- The definitive treatment for neoplastic cord compression should be commenced within 24 hours of diagnosis. This is to prevent any further neurological deterioration. A multidisciplinary team (oncologists, orthopaedic surgeons etc.) will be involved in treatment decisions in conjunction with the patient.
- Surgical management can be used to decompress and stabilise the spine if the patient is suitable for surgery. The patient needs to be 'fit' to undergo surgical intervention and ASA (American Society of Anaesthetics) grading is recommended by NICE to assess patients physical status. NICE also advocate the use of the revised Tokuhashi scoring system which gives prognostic outcome in terms of mortality for patients with spinal metastases. Surgery should only be offered to patients with an expected survival of greater than 3 months. Also, if the patient has a severe neurological impairment (i.e. paraplegia or tetraplegia) for greater than 24 hours, spinal stabilisation surgery should only be offered for pain relief.
- Radiotherapy can be the sole treatment or given post-operative. All patients who are operated on should be offered postoperative radiotherapy.
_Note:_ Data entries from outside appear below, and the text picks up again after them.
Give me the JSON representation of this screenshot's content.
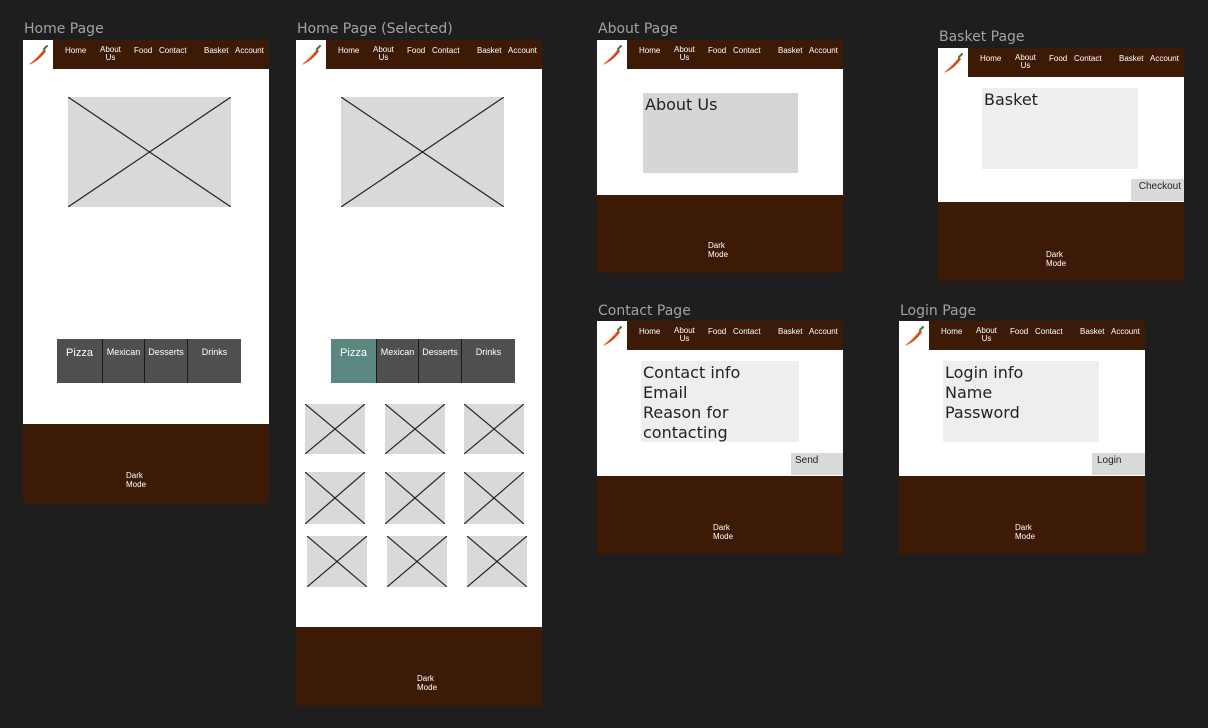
{
  "nav": {
    "home": "Home",
    "about_line1": "About",
    "about_line2": "Us",
    "food": "Food",
    "contact": "Contact",
    "basket": "Basket",
    "account": "Account"
  },
  "footer": {
    "dark_mode_line1": "Dark",
    "dark_mode_line2": "Mode"
  },
  "frames": {
    "home": {
      "label": "Home Page"
    },
    "home_selected": {
      "label": "Home Page (Selected)"
    },
    "about": {
      "label": "About Page",
      "panel_text": "About Us"
    },
    "basket": {
      "label": "Basket Page",
      "panel_text": "Basket",
      "button": "Checkout"
    },
    "contact": {
      "label": "Contact Page",
      "lines": [
        "Contact info",
        "Email",
        "Reason for",
        "contacting"
      ],
      "button": "Send"
    },
    "login": {
      "label": "Login Page",
      "lines": [
        "Login info",
        "Name",
        "Password"
      ],
      "button": "Login"
    }
  },
  "categories": [
    "Pizza",
    "Mexican",
    "Desserts",
    "Drinks"
  ],
  "colors": {
    "canvas": "#1e1e1e",
    "brand_brown": "#3c1a05",
    "category_button": "#4f4f4f",
    "category_selected": "#5b8781",
    "placeholder": "#d9d9d9"
  },
  "icons": {
    "logo": "chili-pepper-icon",
    "image": "image-placeholder-icon"
  }
}
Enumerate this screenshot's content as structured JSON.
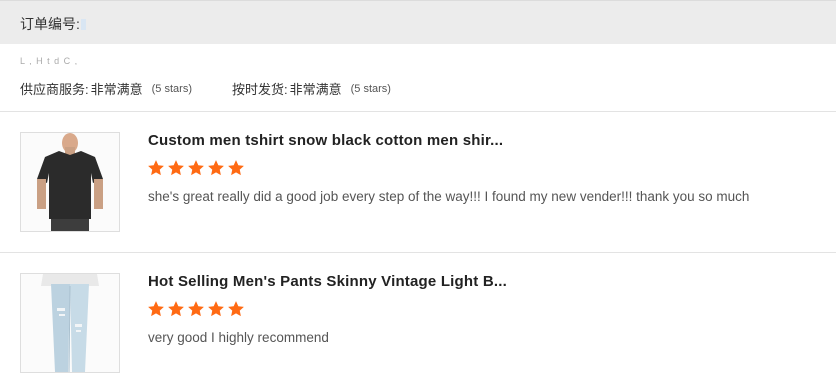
{
  "order": {
    "label": "订单编号:",
    "value": ""
  },
  "faint_text": "L      ,      H  t  d  C      ,",
  "ratings": [
    {
      "label": "供应商服务:",
      "value": "非常满意",
      "note": "(5 stars)"
    },
    {
      "label": "按时发货:",
      "value": "非常满意",
      "note": "(5 stars)"
    }
  ],
  "reviews": [
    {
      "title": "Custom men tshirt snow black cotton men shir...",
      "stars": 5,
      "comment": "she's great really did a good job every step of the way!!! I found my new vender!!! thank you so much",
      "image": "black-tshirt-product-photo"
    },
    {
      "title": "Hot Selling Men's Pants Skinny Vintage Light B...",
      "stars": 5,
      "comment": "very good I highly recommend",
      "image": "light-jeans-product-photo"
    }
  ],
  "colors": {
    "star": "#ff6a13",
    "header_bg": "#ececec",
    "divider": "#e3e3e3"
  }
}
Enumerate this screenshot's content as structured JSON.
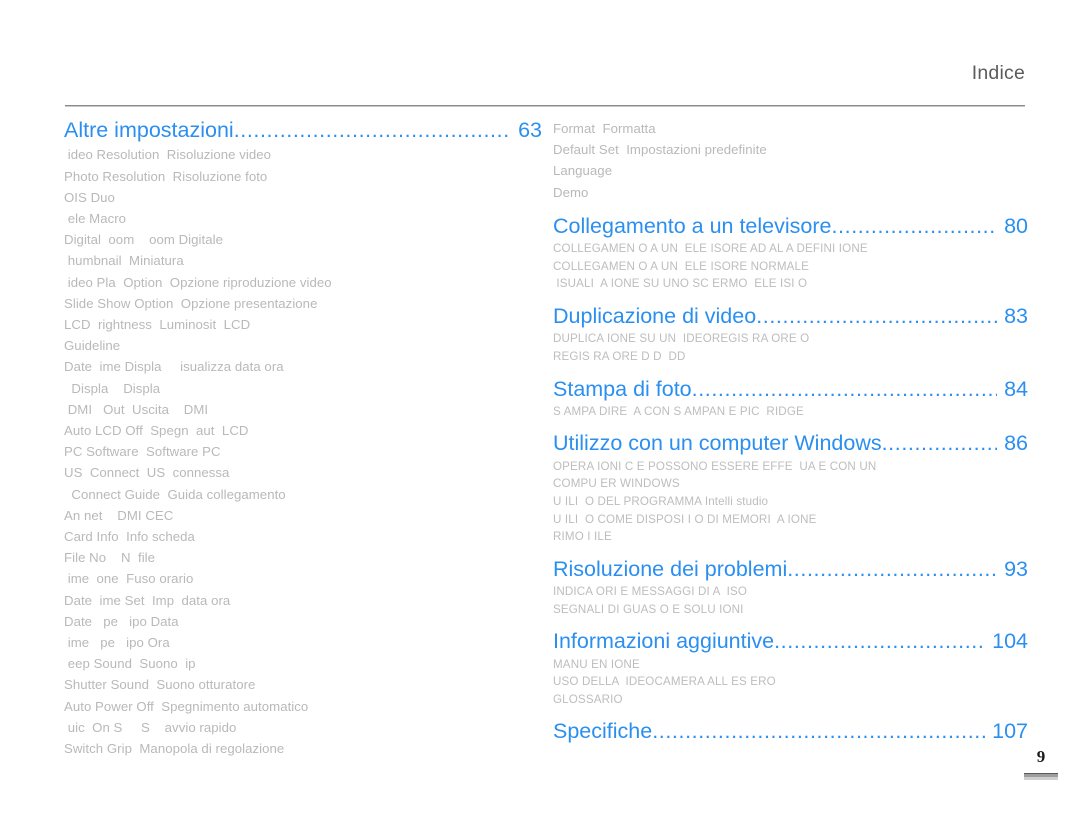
{
  "header": {
    "title": "Indice"
  },
  "folio": {
    "page_number": "9"
  },
  "leader": "...........................................................................................",
  "columns": {
    "left": [
      {
        "type": "chapter",
        "title": "Altre impostazioni",
        "page": "63",
        "subitems": [
          " ideo Resolution  Risoluzione video",
          "Photo Resolution  Risoluzione foto",
          "OIS Duo",
          " ele Macro",
          "Digital  oom    oom Digitale",
          " humbnail  Miniatura",
          " ideo Pla  Option  Opzione riproduzione video",
          "Slide Show Option  Opzione presentazione",
          "LCD  rightness  Luminosit  LCD",
          "Guideline",
          "Date  ime Displa     isualizza data ora",
          "  Displa    Displa",
          " DMI   Out  Uscita    DMI",
          "Auto LCD Off  Spegn  aut  LCD",
          "PC Software  Software PC",
          "US  Connect  US  connessa",
          "  Connect Guide  Guida collegamento",
          "An net    DMI CEC",
          "Card Info  Info scheda",
          "File No    N  file",
          " ime  one  Fuso orario",
          "Date  ime Set  Imp  data ora",
          "Date   pe   ipo Data",
          " ime   pe   ipo Ora",
          " eep Sound  Suono  ip",
          "Shutter Sound  Suono otturatore",
          "Auto Power Off  Spegnimento automatico",
          " uic  On S     S    avvio rapido",
          "Switch Grip  Manopola di regolazione"
        ]
      }
    ],
    "right": [
      {
        "type": "orphan-subitems",
        "subitems": [
          "Format  Formatta",
          "Default Set  Impostazioni predefinite",
          "Language",
          "Demo"
        ]
      },
      {
        "type": "chapter",
        "title": "Collegamento a un televisore",
        "page": "80",
        "caps": true,
        "subitems": [
          "COLLEGAMEN O A UN  ELE ISORE AD AL A DEFINI IONE",
          "COLLEGAMEN O A UN  ELE ISORE NORMALE",
          " ISUALI  A IONE SU UNO SC ERMO  ELE ISI O"
        ]
      },
      {
        "type": "chapter",
        "title": "Duplicazione di video",
        "page": "83",
        "caps": true,
        "subitems": [
          "DUPLICA IONE SU UN  IDEOREGIS RA ORE O",
          "REGIS RA ORE D D  DD"
        ]
      },
      {
        "type": "chapter",
        "title": "Stampa di foto",
        "page": "84",
        "caps": true,
        "subitems": [
          "S AMPA DIRE  A CON S AMPAN E PIC  RIDGE"
        ]
      },
      {
        "type": "chapter",
        "title": "Utilizzo con un computer Windows",
        "page": "86",
        "caps": true,
        "subitems": [
          "OPERA IONI C E POSSONO ESSERE EFFE  UA E CON UN",
          "COMPU ER WINDOWS",
          "U ILI  O DEL PROGRAMMA Intelli studio",
          "U ILI  O COME DISPOSI I O DI MEMORI  A IONE",
          "RIMO I ILE"
        ]
      },
      {
        "type": "chapter",
        "title": "Risoluzione dei problemi",
        "page": "93",
        "caps": true,
        "subitems": [
          "INDICA ORI E MESSAGGI DI A  ISO",
          "SEGNALI DI GUAS O E SOLU IONI"
        ]
      },
      {
        "type": "chapter",
        "title": "Informazioni aggiuntive",
        "page": "104",
        "caps": true,
        "subitems": [
          "MANU EN IONE",
          "USO DELLA  IDEOCAMERA ALL ES ERO",
          "GLOSSARIO"
        ]
      },
      {
        "type": "chapter",
        "title": "Specifiche",
        "page": "107",
        "caps": true,
        "subitems": []
      }
    ]
  },
  "colors": {
    "accent": "#2b8ff0",
    "subitem_text": "#b9b9b9",
    "header_text": "#5c5c5c",
    "rule": "#8a8a8a"
  }
}
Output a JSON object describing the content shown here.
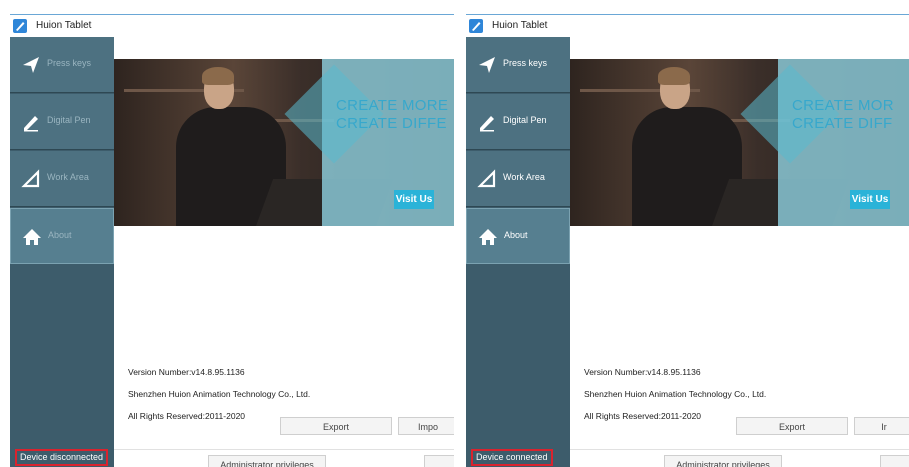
{
  "windows": [
    {
      "title": "Huion Tablet",
      "nav": [
        {
          "label": "Press keys",
          "icon": "send-arrow-icon"
        },
        {
          "label": "Digital Pen",
          "icon": "pen-icon"
        },
        {
          "label": "Work Area",
          "icon": "triangle-area-icon"
        },
        {
          "label": "About",
          "icon": "home-icon",
          "active": true
        }
      ],
      "device_status": "Device disconnected",
      "banner": {
        "line1": "CREATE MORE",
        "line2": "CREATE DIFFE",
        "visit": "Visit Us"
      },
      "version": "Version Number:v14.8.95.1136",
      "company": "Shenzhen Huion Animation Technology Co., Ltd.",
      "rights": "All Rights Reserved:2011-2020",
      "export_label": "Export",
      "import_label": "Impo",
      "admin_label": "Administrator privileges"
    },
    {
      "title": "Huion Tablet",
      "nav": [
        {
          "label": "Press keys",
          "icon": "send-arrow-icon"
        },
        {
          "label": "Digital Pen",
          "icon": "pen-icon"
        },
        {
          "label": "Work Area",
          "icon": "triangle-area-icon"
        },
        {
          "label": "About",
          "icon": "home-icon",
          "active": true
        }
      ],
      "device_status": "Device connected",
      "banner": {
        "line1": "CREATE MOR",
        "line2": "CREATE DIFF",
        "visit": "Visit Us"
      },
      "version": "Version Number:v14.8.95.1136",
      "company": "Shenzhen Huion Animation Technology Co., Ltd.",
      "rights": "All Rights Reserved:2011-2020",
      "export_label": "Export",
      "import_label": "Ir",
      "admin_label": "Administrator privileges"
    }
  ],
  "colors": {
    "sidebar": "#3d5c6b",
    "nav_item": "#4d7181",
    "highlight_box": "#d9232e",
    "banner_text": "#37a8cc",
    "visit_button": "#2ab3d8"
  }
}
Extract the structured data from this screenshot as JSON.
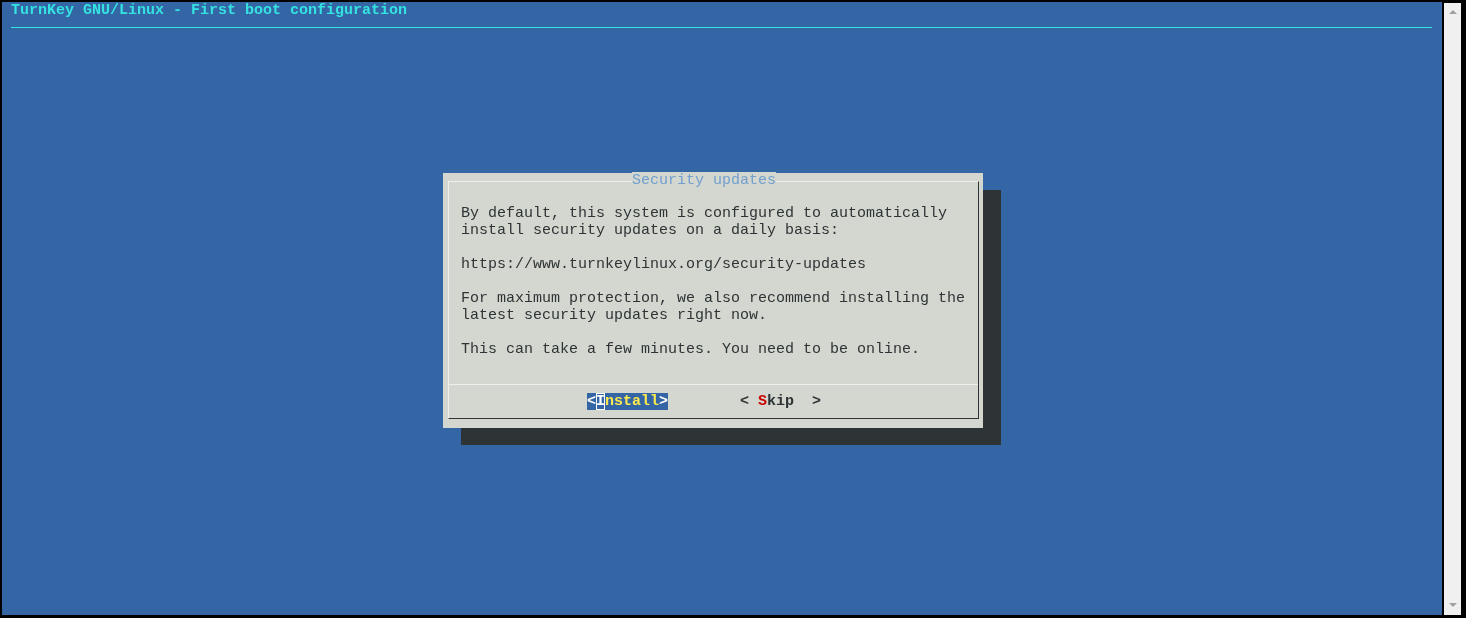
{
  "backtitle": "TurnKey GNU/Linux - First boot configuration",
  "dialog": {
    "title": "Security updates",
    "paragraphs": [
      "By default, this system is configured to automatically install security updates on a daily basis:",
      "https://www.turnkeylinux.org/security-updates",
      "For maximum protection, we also recommend installing the latest security updates right now.",
      "This can take a few minutes. You need to be online."
    ],
    "buttons": [
      {
        "left": "<",
        "label": "Install",
        "right": ">",
        "selected": true
      },
      {
        "left": "<",
        "label": "Skip",
        "right": ">",
        "selected": false
      }
    ]
  }
}
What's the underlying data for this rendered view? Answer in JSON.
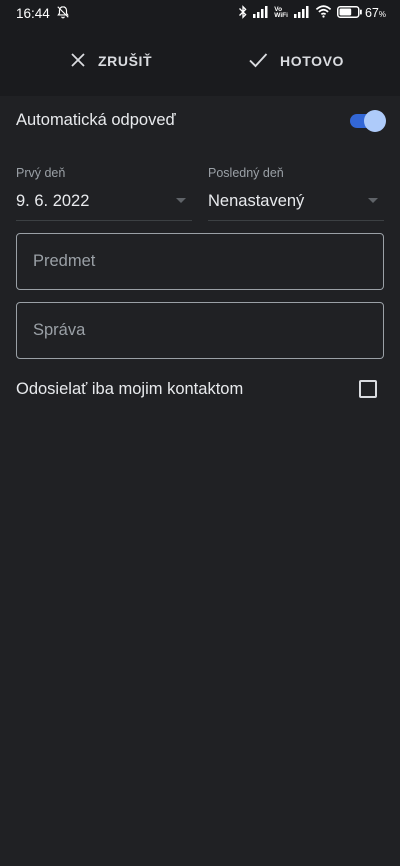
{
  "status_bar": {
    "time": "16:44",
    "vo": "Vo",
    "wifi_label": "WiFi",
    "battery_percent": "67",
    "battery_unit": "%",
    "battery_level": 0.67,
    "icons": [
      "muted-bell-icon",
      "bluetooth-icon",
      "signal-icon",
      "wifi-icon",
      "battery-icon"
    ]
  },
  "toolbar": {
    "cancel_label": "ZRUŠIŤ",
    "done_label": "HOTOVO"
  },
  "auto_reply": {
    "label": "Automatická odpoveď",
    "enabled": true
  },
  "dates": {
    "first_day_label": "Prvý deň",
    "first_day_value": "9. 6. 2022",
    "last_day_label": "Posledný deň",
    "last_day_value": "Nenastavený"
  },
  "subject": {
    "placeholder": "Predmet",
    "value": ""
  },
  "message": {
    "placeholder": "Správa",
    "value": ""
  },
  "contacts_only": {
    "label": "Odosielať iba mojim kontaktom",
    "checked": false
  },
  "colors": {
    "background": "#202124",
    "bar_background": "#1a1b1e",
    "toggle_track": "#3367d6",
    "toggle_thumb": "#aecbfa"
  }
}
Patients not suitable for spinal surgery should receive radiotherapy treatment; unless they have severe neurological impairment for over 24 hours and pain is under control, or their prognosis is deemed to be too poor for any treatment (i.e. imminently palliative).
- Physiotherapy to aid and maximise mobility for the patients who are still ambulatory (patients do not necessarily need to remain an inpatient in an acute hospital; may be discharged home with OPD follow up or discharged to a rehabilitation centre).
- The severity of the sensory and motor deficit below the level of the lesion will depend on the extent of the cord compression.
- Patients may lose their ability to walk and therefore their care needs will change.
- Bladder and bowel incontinence as described above.
- Pressure ulcers, infection and DVT risk related to immobility.
- Immobile patients will need regular turns to prevent pressure ulcers.
- Pressure ulcers can become infected and patients are at higher risk of pneumonia.
- Related to surgery and radiotherapy treatment.
- Surgical complications include wound complications but also any anaesthetic complications such as postoperative atelectasis.
- Radiotherapy complications include skin irritation/blistering.
- Depression due to the effects of neoplastic spinal cord compression such as loss of mobility and independence.
- Shock and anxiety if this is a new diagnosis of cancer.
The revised Tokuhashi scoring system, as mentioned in the management section, is recommended by NICE to help assess a patient to determine prognosis, and therefore suitability for surgical intervention. It takes into account:
- Overall health
- The number of non-vertebral bone metastases
- The number of vertebral metastases
- The number of metastases to other internal organs
- Primary cancer
- Neurological deficit
- Fewer than 6 months
- 6 months to 1 year
- Greater than 1 year
Patients are more likely to be considered for surgical intervention if they have a more favourable prognosis.
The neurological outcome is heavily determined by the severity of neurological deficit at presentation as the spinal cord has limited potential to regenerate. The Scottish Cord Compression Group found that only 7% of patients regained ambulation if they were unable to walk at diagnosis. Furthermore, those with any mobility impairment at presentation were more likely to be discharged into a care setting, as their care needs significantly increased, even with treatment.
Neoplastic spinal cord compression is usually reflective of advanced disease and therefore the prognosis is poor. Median life expectancy post-diagnosis is 2-3 months.